“The Piccards had a unique way of looking at the world,” Cheshire tells American Way. “They were incredibly curious individuals. They wanted to explore and to test everything and had the ability to come up with a means to do it.”
First up was Auguste Piccard. In 1931, he piloted his own balloon 51,775 feet into the stratosphere, paving the way for today’s commercial air travel. Three years later, his twin brother, Jean-Felix, and sister-in-law, Jeannette, bested Auguste’s record in their own balloon. In 1960, Auguste’s son Jacques piloted the bathyscaphe Trieste to Challenger Deep, 35,814 feet below sea level. In 1991, Jacques’ son Bertrand became the first to circumnavigate the world in a balloon.

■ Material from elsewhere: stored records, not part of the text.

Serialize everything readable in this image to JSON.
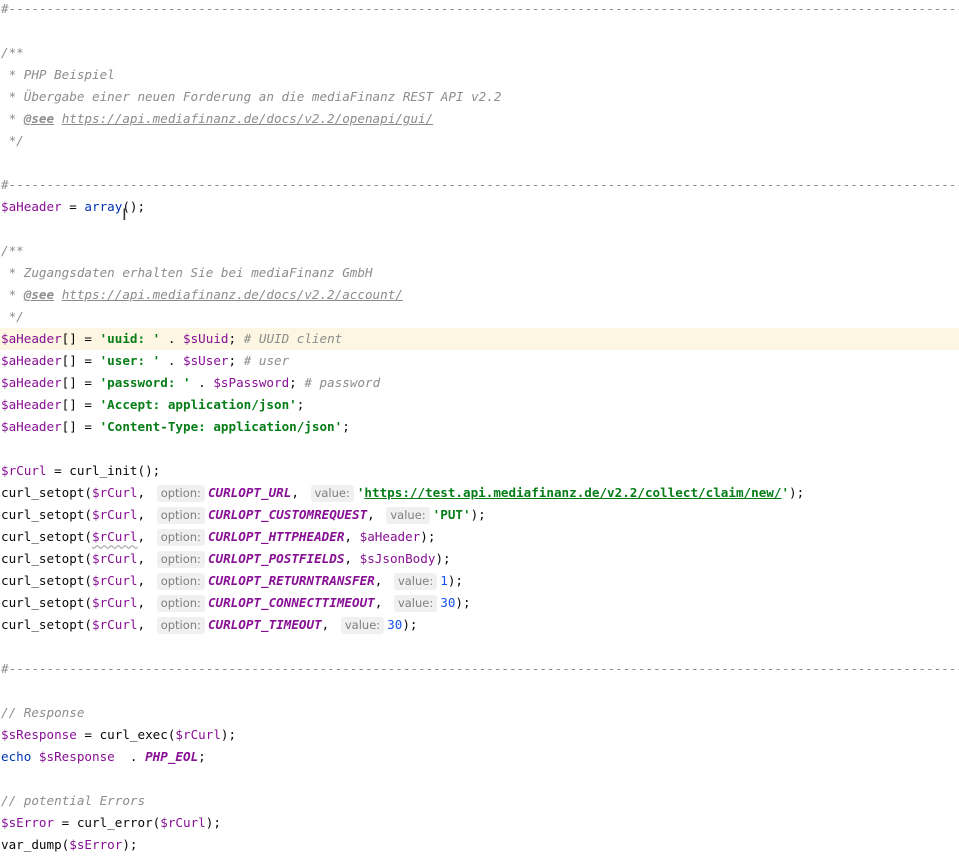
{
  "editor": {
    "separator": "#-------------------------------------------------------------------------------------------------------------------------------------------------",
    "doc1": {
      "open": "/**",
      "line1": " * PHP Beispiel",
      "line2": " * Übergabe einer neuen Forderung an die mediaFinanz REST API v2.2",
      "see_prefix": " * ",
      "see_tag": "@see",
      "see_url": "https://api.mediafinanz.de/docs/v2.2/openapi/gui/",
      "close": " */"
    },
    "header_init": {
      "var": "$aHeader",
      "op": " = ",
      "fn": "array",
      "tail": "();"
    },
    "doc2": {
      "open": "/**",
      "line1": " * Zugangsdaten erhalten Sie bei mediaFinanz GmbH",
      "see_prefix": " * ",
      "see_tag": "@see",
      "see_url": "https://api.mediafinanz.de/docs/v2.2/account/",
      "close": " */"
    },
    "header_lines": [
      {
        "var": "$aHeader",
        "mid": "[] = ",
        "str": "'uuid: '",
        "concat": " . ",
        "var2": "$sUuid",
        "end": ";",
        "comment": " # UUID client"
      },
      {
        "var": "$aHeader",
        "mid": "[] = ",
        "str": "'user: '",
        "concat": " . ",
        "var2": "$sUser",
        "end": ";",
        "comment": " # user"
      },
      {
        "var": "$aHeader",
        "mid": "[] = ",
        "str": "'password: '",
        "concat": " . ",
        "var2": "$sPassword",
        "end": ";",
        "comment": " # password"
      },
      {
        "var": "$aHeader",
        "mid": "[] = ",
        "str": "'Accept: application/json'",
        "end": ";"
      },
      {
        "var": "$aHeader",
        "mid": "[] = ",
        "str": "'Content-Type: application/json'",
        "end": ";"
      }
    ],
    "curl_init": {
      "var": "$rCurl",
      "op": " = ",
      "fn": "curl_init",
      "tail": "();"
    },
    "setopt": {
      "fn": "curl_setopt(",
      "var": "$rCurl",
      "comma": ",",
      "option_hint": "option:",
      "value_hint": "value:",
      "close": ");"
    },
    "setopt_lines": [
      {
        "const": "CURLOPT_URL",
        "value_type": "str_link",
        "value_quote_open": "'",
        "value": "https://test.api.mediafinanz.de/v2.2/collect/claim/new/",
        "value_quote_close": "'"
      },
      {
        "const": "CURLOPT_CUSTOMREQUEST",
        "value_type": "str",
        "value": "'PUT'"
      },
      {
        "const": "CURLOPT_HTTPHEADER",
        "value_type": "var",
        "value": "$aHeader"
      },
      {
        "const": "CURLOPT_POSTFIELDS",
        "value_type": "var",
        "value": "$sJsonBody"
      },
      {
        "const": "CURLOPT_RETURNTRANSFER",
        "value_type": "num",
        "value": "1"
      },
      {
        "const": "CURLOPT_CONNECTTIMEOUT",
        "value_type": "num",
        "value": "30"
      },
      {
        "const": "CURLOPT_TIMEOUT",
        "value_type": "num",
        "value": "30"
      }
    ],
    "response_comment": "// Response",
    "response_line": {
      "var": "$sResponse",
      "op": " = ",
      "fn": "curl_exec(",
      "arg": "$rCurl",
      "tail": ");"
    },
    "echo_line": {
      "kw": "echo",
      "var": " $sResponse",
      "concat": "  . ",
      "const": "PHP_EOL",
      "end": ";"
    },
    "errors_comment": "// potential Errors",
    "error_line": {
      "var": "$sError",
      "op": " = ",
      "fn": "curl_error(",
      "arg": "$rCurl",
      "tail": ");"
    },
    "dump_line": {
      "fn": "var_dump(",
      "arg": "$sError",
      "tail": ");"
    },
    "cursor_glyph": "I"
  }
}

This summer, he co-piloted the Solar Impulse, a solar-powered plane, across the United States.
While the Piccards have written about their adventures, Cheshire’s book is the first to explore the interaction among the generations: the rivalries, the idol worship, the inevitable rebellion. One of the strongest chapters examines Jacques’ upbringing, surrounded by the great minds of the time. “When your parents know Einstein and Curie and Heisenberg, the sense of what is achievable changes,” Cheshire says. “You naturally become more ambitious.”
Ambitious, yes. But in sharp contrast to today’s thrill-seekers and reality-show wannabes, the Piccards were never in it for the fame. “Auguste was a scientist,” Cheshire says. “He was not there to break records. He was only trying to study science and not to entertain.”
Cheshire’s deep study is an entertaining book that encourages readers to discover their inner explorer. “Exploration is a matter of attitude,” Cheshire says. “Once you start to wonder, ‘Why is that? How do I find that out?,’ then you are exploring.”